First, it lets you relax knowing that your stuff will be taken care of the way you want, even if you can’t make decisions yourself.
It also means that someone you trust can handle money, legal things, and medical choices for you.
This helps avoid confusion and fights. Basically, having a power of attorney in place is a smart move to stay in control of important stuff and avoid going to court.
It’s something everyone, including families, should consider.
Factors Affecting Power Of Attorney
Choosing who gets power of attorney is a big decision. Let’s break it down:
Before you give someone power of attorney, there are rules to follow.
Different places have different rules, so it’s good to talk to a lawyer near you.
The person giving power of attorney (that’s you) needs to understand what they’re doing, and the paperwork has to be done right.
Picking the Right Person
When choosing who should have power of attorney, think about a few things. First, pick someone you trust and who will do what’s best for you. Consider your relationship, if they’re good with money and decisions, and if they have time for the job. Talk openly with them about what you want, and make sure they’re okay with taking on this responsibility. You can even pick more than one person or have backups just in case.
Age and Birth Order
Some might think the oldest child should be in charge because they’re seen as more responsible.
But it’s important to look at each person separately. Just going by age might not be the best way. Think about everyone’s abilities and if they can handle the job.
Choosing the oldest child without thinking about these things might mean missing out on someone better for the job.
In the end, picking someone for power of attorney means thinking about the rules, personal stuff, and how age might play a role.
Talking to a lawyer, choosing someone you trust, and making sure they can handle the job are all important steps in making sure the right person is in charge when you can’t make decisions.
Exploring the Oldest Child’s Role as Power of Attorney
The oldest child in a family is usually seen as responsible and reliable.
They often take on more duties as they grow up. People might think they’re a good choice for important roles like power of attorney.
Common Assumptions About The Oldest Child And Power Of Attorney
Factors To Consider When Deciding On The Oldest Child As Power Of Attorney
When picking the oldest child for power of attorney, don’t just think about their age or what people assume. Consider these things:
Legal understanding: The oldest child should know the rules about power of attorney and make good choices for their parents.
Time and closeness: Check if the oldest child has enough time and is near the parents. Being a power of attorney means talking a lot, going to meetings, and handling money stuff. If the oldest child is far away or busy, it might be better to pick someone else.
Family relationships: See how everyone in the family gets along. While the oldest child might seem like a good choice, make sure other siblings are okay with it. Talk openly with the whole family to avoid problems.

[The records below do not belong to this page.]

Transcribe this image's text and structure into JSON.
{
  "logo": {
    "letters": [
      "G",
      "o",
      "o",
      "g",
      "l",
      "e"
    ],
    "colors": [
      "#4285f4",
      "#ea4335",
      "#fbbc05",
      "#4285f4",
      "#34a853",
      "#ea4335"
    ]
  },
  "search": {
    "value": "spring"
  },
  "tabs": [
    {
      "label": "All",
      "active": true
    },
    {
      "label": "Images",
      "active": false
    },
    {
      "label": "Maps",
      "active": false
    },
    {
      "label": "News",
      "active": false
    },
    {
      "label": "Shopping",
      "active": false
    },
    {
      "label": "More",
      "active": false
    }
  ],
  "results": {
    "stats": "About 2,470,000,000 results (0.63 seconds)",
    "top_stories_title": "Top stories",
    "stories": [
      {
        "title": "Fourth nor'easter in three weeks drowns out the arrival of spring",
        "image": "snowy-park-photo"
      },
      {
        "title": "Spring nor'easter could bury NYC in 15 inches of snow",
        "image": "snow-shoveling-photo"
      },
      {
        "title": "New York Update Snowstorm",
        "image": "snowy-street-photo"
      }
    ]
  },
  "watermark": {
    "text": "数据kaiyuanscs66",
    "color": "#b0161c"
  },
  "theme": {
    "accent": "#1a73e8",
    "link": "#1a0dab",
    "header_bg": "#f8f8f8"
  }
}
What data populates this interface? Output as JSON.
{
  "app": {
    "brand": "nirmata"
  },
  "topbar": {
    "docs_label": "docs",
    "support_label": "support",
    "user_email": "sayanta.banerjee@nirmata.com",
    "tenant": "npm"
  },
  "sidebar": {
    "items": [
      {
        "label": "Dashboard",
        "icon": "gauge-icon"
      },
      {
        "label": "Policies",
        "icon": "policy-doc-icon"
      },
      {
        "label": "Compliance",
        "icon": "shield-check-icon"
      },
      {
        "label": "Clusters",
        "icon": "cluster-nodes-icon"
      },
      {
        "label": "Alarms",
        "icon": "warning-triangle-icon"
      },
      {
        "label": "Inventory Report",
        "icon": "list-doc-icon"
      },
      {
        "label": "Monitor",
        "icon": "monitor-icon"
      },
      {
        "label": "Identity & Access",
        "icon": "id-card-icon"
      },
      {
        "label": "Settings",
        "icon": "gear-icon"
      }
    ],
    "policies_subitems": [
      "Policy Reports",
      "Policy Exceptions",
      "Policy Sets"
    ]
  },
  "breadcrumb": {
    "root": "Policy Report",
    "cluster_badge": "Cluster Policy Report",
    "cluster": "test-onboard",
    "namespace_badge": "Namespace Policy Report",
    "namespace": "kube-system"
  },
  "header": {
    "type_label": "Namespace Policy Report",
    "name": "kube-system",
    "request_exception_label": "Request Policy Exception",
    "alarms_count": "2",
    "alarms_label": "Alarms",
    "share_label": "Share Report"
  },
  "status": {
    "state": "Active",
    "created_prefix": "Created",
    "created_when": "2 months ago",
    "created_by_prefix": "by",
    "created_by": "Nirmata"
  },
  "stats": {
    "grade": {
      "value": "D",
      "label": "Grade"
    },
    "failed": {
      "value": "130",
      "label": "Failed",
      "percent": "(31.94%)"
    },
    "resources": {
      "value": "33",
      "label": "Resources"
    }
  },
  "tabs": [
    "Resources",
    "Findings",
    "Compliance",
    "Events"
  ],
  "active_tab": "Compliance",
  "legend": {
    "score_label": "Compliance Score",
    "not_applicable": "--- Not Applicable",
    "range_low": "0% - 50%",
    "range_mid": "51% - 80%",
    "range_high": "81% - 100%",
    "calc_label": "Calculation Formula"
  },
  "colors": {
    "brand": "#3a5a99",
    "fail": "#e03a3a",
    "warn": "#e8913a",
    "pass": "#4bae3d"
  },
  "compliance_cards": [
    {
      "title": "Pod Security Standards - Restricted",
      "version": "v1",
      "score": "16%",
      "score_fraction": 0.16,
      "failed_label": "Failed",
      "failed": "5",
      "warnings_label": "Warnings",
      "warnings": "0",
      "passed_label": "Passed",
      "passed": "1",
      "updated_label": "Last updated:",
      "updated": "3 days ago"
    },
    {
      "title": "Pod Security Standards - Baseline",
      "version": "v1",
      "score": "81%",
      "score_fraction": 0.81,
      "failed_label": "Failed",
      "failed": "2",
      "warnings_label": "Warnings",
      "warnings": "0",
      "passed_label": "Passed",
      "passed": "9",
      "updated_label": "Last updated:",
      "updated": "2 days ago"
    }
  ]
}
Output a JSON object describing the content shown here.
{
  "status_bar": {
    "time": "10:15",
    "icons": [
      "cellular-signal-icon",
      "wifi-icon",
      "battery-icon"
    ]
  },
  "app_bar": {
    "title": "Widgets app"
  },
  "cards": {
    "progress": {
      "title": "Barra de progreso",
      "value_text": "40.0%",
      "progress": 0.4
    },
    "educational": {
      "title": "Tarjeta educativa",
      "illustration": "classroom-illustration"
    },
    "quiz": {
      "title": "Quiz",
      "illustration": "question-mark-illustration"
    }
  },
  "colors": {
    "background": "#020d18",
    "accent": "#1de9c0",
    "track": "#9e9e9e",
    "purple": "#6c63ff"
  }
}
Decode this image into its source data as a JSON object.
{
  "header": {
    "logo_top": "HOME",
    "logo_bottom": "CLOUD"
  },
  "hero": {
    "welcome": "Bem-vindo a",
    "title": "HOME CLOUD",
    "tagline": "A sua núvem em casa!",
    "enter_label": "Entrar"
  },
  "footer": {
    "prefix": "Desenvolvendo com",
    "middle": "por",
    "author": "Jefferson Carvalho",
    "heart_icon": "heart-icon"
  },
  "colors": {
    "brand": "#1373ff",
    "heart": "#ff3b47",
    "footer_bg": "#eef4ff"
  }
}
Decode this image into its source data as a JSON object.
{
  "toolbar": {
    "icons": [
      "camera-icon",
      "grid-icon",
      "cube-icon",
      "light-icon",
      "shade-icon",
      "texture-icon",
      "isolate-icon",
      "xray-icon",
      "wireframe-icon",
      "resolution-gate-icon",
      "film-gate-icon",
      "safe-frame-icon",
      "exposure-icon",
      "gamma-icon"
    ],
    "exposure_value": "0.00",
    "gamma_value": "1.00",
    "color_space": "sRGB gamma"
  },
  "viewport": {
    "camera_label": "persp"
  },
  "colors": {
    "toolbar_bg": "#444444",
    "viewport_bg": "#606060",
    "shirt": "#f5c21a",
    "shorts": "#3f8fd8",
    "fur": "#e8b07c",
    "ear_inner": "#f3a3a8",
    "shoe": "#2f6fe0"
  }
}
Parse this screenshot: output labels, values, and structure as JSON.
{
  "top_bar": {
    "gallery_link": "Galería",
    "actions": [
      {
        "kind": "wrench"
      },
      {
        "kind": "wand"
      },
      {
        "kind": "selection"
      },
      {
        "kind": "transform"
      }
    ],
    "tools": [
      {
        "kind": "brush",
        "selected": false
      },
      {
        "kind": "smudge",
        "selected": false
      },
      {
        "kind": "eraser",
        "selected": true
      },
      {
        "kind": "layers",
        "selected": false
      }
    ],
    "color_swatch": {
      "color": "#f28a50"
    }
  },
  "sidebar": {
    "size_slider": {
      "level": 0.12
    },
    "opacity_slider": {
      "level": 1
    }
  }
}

Other Family Dynamics And Their Influence On The Decision
When thinking about whether the oldest child should be in charge, look at more than just their age. Consider:
With parents: Even if the oldest child is close to the parents, check how each child connects with them. The one in charge should understand and support the parents, no matter who’s older.
With siblings: See how well the brothers and sisters get along. Choosing the oldest child might upset others. It’s important that everyone feels listened to and part of the decision to keep the family happy.
So, when deciding if the oldest child should take charge, think about lots of things, not just their age. Consider what they know about the rules, if they have time, how they get along with everyone, and if it’s good for the whole family.
FAQs About the Oldest Child and Power of Attorney
Does the Oldest Sibling Automatically Get Power of Attorney?
No, just being the oldest doesn’t automatically mean someone gets to make decisions for another. It depends on what the person wants, not who’s the oldest.
Is the Oldest Child in Charge After Someone Passes Away?
No, being the oldest doesn’t automatically mean someone is in charge when someone dies. This is usually decided in a will or by a court.
Can a Brother or Sister Stop Another from Visiting Mom or Dad?
Yes, legally, one brother or sister can say the other can’t visit their parent.
Does the Oldest Child Always Decide Important Things?
No, just being the oldest doesn’t mean someone always gets to decide important stuff. It depends on what the legal papers say and what the person wants.
How Do Brothers and Sisters Decide Who Gets to Make Choices?
Usually, it’s decided by legal papers. Brothers and sisters can talk about it, but the final say comes from the person who is giving someone the power to decide.
Can the Oldest Child Be Told No?
Yes, the oldest child can be told no if the person giving the power decides to pick someone else.
Being the oldest child doesn’t automatically mean they get power of attorney. It depends on many factors.
Legal professionals can help understand the rules in your area and guide you in making the right decision for your family.